[Items from an interface collection]
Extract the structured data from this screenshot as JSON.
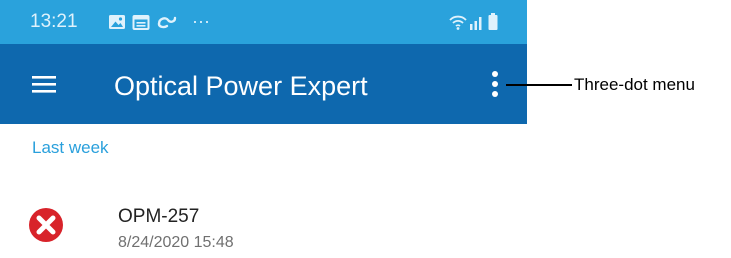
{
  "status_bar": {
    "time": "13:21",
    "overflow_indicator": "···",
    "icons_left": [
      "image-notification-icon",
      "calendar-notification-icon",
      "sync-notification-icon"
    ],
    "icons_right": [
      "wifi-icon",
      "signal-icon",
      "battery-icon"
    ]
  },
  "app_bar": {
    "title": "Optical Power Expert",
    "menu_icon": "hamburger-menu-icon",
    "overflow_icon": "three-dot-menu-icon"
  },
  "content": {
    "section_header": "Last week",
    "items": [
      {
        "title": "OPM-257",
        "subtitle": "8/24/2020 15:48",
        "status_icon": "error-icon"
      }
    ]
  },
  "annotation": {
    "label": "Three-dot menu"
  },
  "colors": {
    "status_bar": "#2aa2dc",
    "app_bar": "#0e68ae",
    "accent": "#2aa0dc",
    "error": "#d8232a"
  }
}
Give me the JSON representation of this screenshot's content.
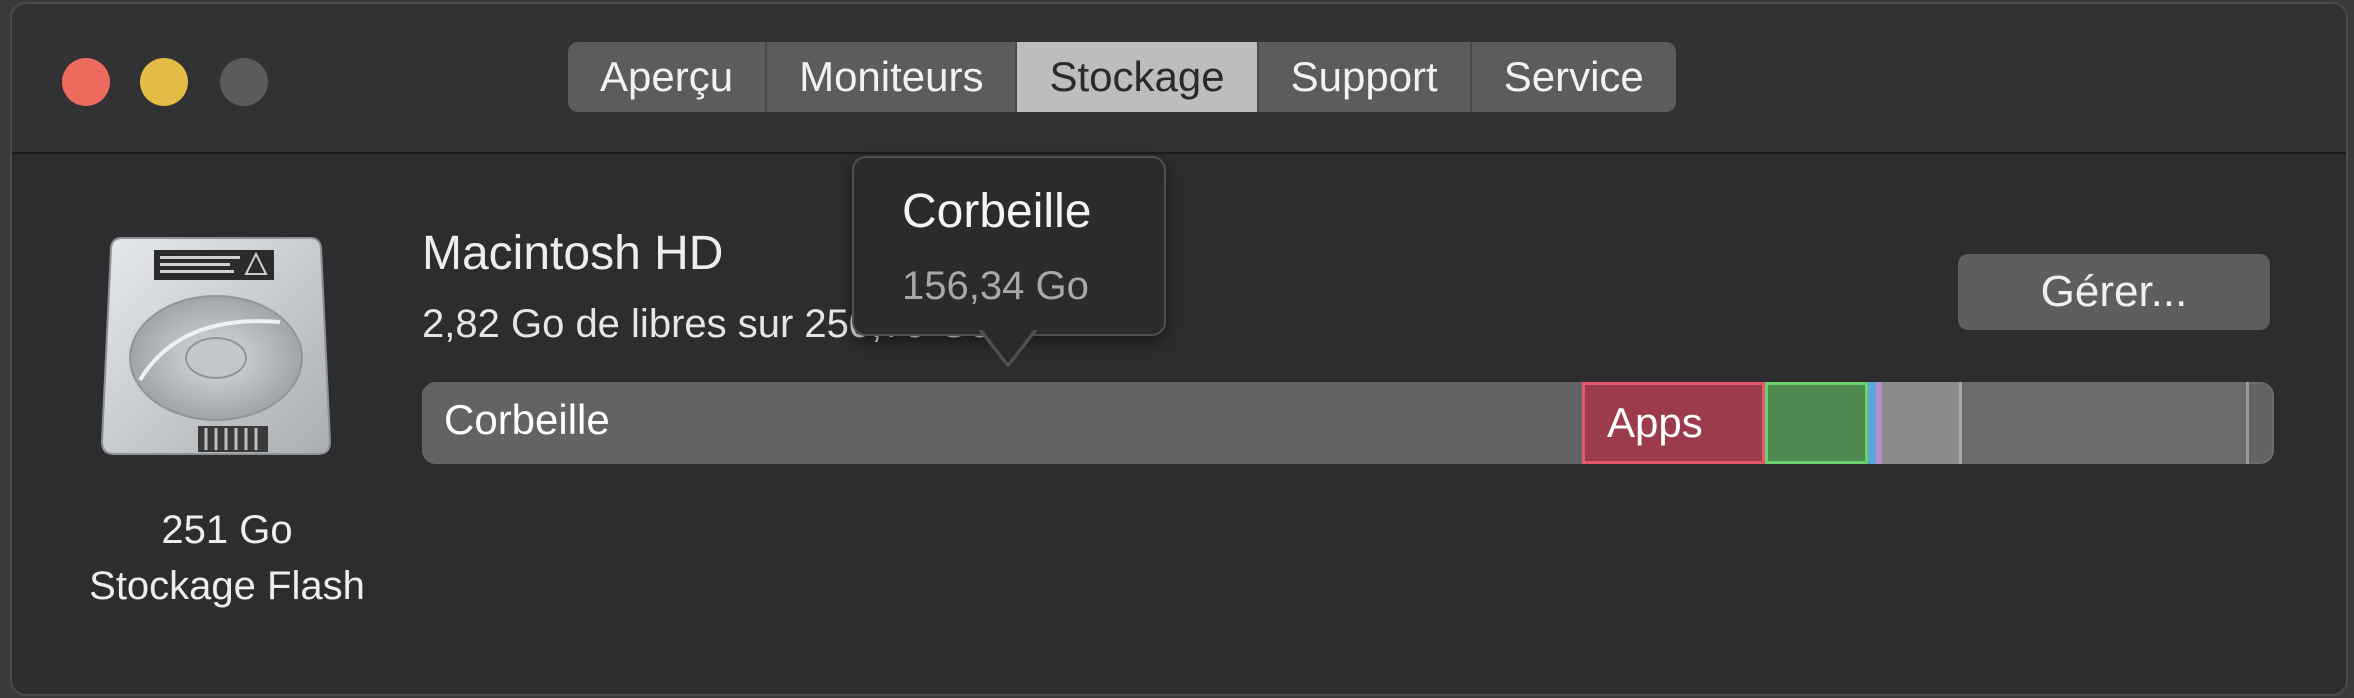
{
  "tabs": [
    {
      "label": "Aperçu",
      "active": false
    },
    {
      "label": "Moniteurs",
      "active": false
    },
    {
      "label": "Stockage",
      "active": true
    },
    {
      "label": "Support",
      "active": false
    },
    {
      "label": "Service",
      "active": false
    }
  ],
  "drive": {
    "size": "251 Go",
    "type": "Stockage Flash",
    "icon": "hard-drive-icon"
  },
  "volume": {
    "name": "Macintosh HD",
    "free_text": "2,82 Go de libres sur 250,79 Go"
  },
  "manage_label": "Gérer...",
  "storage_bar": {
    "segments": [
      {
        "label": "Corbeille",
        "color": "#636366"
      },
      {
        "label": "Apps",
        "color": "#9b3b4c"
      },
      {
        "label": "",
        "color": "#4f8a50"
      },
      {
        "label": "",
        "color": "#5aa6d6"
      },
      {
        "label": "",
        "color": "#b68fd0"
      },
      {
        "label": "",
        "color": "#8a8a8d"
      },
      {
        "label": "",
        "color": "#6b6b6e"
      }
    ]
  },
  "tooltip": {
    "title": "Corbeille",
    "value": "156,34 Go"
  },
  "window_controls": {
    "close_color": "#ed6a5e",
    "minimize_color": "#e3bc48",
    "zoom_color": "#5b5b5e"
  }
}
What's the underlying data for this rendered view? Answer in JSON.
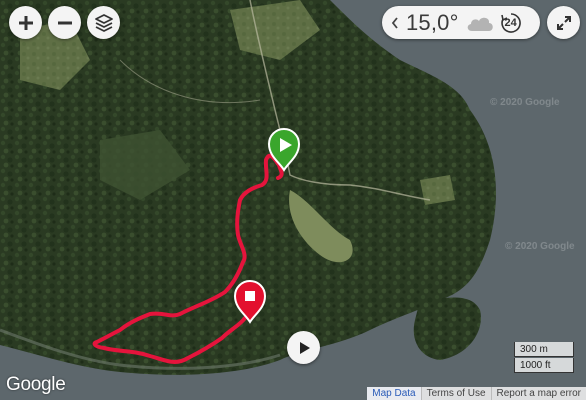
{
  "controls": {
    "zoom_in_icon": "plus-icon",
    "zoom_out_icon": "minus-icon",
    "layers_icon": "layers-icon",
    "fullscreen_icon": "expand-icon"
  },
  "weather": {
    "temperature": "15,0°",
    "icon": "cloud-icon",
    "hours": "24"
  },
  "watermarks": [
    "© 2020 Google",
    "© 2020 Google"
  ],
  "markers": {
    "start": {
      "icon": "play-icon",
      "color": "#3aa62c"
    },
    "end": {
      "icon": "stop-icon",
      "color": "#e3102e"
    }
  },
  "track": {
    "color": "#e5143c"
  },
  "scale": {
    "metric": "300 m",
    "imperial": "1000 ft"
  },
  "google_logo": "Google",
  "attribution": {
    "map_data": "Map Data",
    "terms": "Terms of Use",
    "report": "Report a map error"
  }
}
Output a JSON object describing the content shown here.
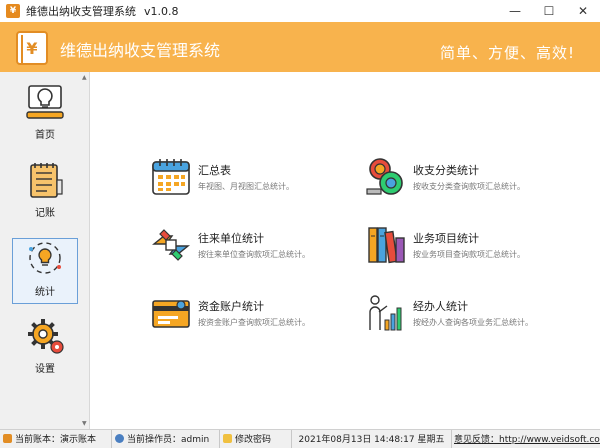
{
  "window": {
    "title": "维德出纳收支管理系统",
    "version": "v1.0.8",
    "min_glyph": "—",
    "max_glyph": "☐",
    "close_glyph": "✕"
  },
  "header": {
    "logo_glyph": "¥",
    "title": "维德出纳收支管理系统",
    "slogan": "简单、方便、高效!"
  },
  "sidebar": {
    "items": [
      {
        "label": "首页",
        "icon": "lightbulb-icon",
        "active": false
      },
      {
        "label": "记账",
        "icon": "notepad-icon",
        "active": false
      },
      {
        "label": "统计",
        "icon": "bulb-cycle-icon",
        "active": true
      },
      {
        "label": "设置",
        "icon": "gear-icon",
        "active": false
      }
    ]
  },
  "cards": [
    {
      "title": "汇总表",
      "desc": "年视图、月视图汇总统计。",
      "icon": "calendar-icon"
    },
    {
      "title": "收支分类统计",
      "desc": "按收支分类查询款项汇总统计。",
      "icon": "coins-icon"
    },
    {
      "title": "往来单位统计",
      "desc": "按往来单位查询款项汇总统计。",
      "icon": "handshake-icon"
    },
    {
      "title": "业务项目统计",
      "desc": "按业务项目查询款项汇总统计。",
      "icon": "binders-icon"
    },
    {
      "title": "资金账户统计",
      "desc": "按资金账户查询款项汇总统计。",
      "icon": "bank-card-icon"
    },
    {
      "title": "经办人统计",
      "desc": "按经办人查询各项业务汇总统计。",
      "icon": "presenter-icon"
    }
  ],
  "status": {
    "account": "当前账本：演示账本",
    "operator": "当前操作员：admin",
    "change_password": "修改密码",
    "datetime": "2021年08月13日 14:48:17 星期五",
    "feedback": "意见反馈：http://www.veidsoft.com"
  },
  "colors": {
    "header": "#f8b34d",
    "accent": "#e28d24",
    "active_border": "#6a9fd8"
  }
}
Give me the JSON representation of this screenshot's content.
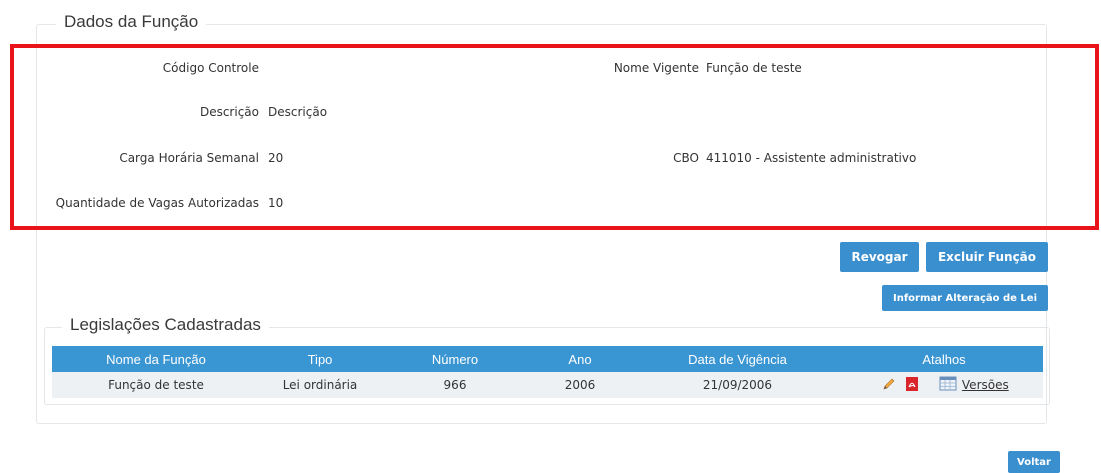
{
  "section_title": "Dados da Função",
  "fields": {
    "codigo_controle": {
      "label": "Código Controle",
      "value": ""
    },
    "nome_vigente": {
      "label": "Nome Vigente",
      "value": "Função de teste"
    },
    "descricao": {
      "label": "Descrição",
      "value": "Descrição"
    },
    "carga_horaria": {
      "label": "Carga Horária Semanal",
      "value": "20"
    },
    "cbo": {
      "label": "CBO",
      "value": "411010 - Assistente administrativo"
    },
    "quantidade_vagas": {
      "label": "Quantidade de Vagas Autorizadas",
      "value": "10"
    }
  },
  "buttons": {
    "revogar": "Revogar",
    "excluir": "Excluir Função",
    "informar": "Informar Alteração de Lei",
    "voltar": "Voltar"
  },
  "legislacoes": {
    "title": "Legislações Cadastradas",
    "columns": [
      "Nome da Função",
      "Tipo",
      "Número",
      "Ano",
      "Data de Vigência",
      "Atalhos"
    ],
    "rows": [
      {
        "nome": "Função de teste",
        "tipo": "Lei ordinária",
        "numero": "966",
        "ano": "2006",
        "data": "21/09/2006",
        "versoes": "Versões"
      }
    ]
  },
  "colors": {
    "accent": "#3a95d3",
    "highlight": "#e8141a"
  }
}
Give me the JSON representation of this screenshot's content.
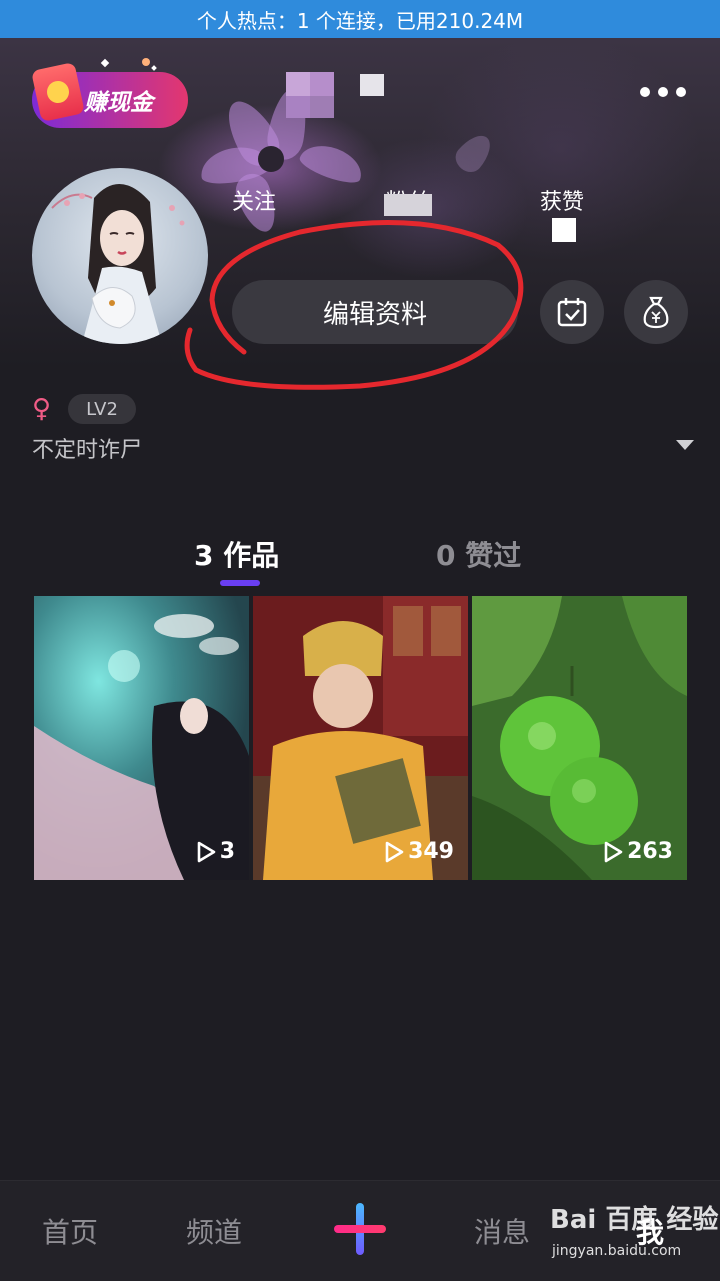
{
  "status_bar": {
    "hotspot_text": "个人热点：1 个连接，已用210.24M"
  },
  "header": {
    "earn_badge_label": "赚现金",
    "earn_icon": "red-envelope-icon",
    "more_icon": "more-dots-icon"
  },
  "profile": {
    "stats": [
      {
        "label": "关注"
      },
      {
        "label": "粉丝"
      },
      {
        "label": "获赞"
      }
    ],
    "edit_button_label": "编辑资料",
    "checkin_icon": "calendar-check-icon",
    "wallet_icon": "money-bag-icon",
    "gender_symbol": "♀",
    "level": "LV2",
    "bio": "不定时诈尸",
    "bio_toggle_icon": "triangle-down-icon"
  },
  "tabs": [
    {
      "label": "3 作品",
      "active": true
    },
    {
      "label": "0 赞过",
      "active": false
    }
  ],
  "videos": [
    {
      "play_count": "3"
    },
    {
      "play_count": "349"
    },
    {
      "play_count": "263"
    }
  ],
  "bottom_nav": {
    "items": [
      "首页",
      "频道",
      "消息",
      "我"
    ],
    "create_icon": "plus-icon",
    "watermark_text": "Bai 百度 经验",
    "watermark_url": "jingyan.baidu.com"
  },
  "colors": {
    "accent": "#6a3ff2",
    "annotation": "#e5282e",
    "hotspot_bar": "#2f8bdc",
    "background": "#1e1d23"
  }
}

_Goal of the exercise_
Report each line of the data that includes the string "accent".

_Response to the exercise_
    "accent": "#2aa0dc",
    "accent": "#e28d24",
    "accent": "#3a95d3",
    "accent": "#6a3ff2",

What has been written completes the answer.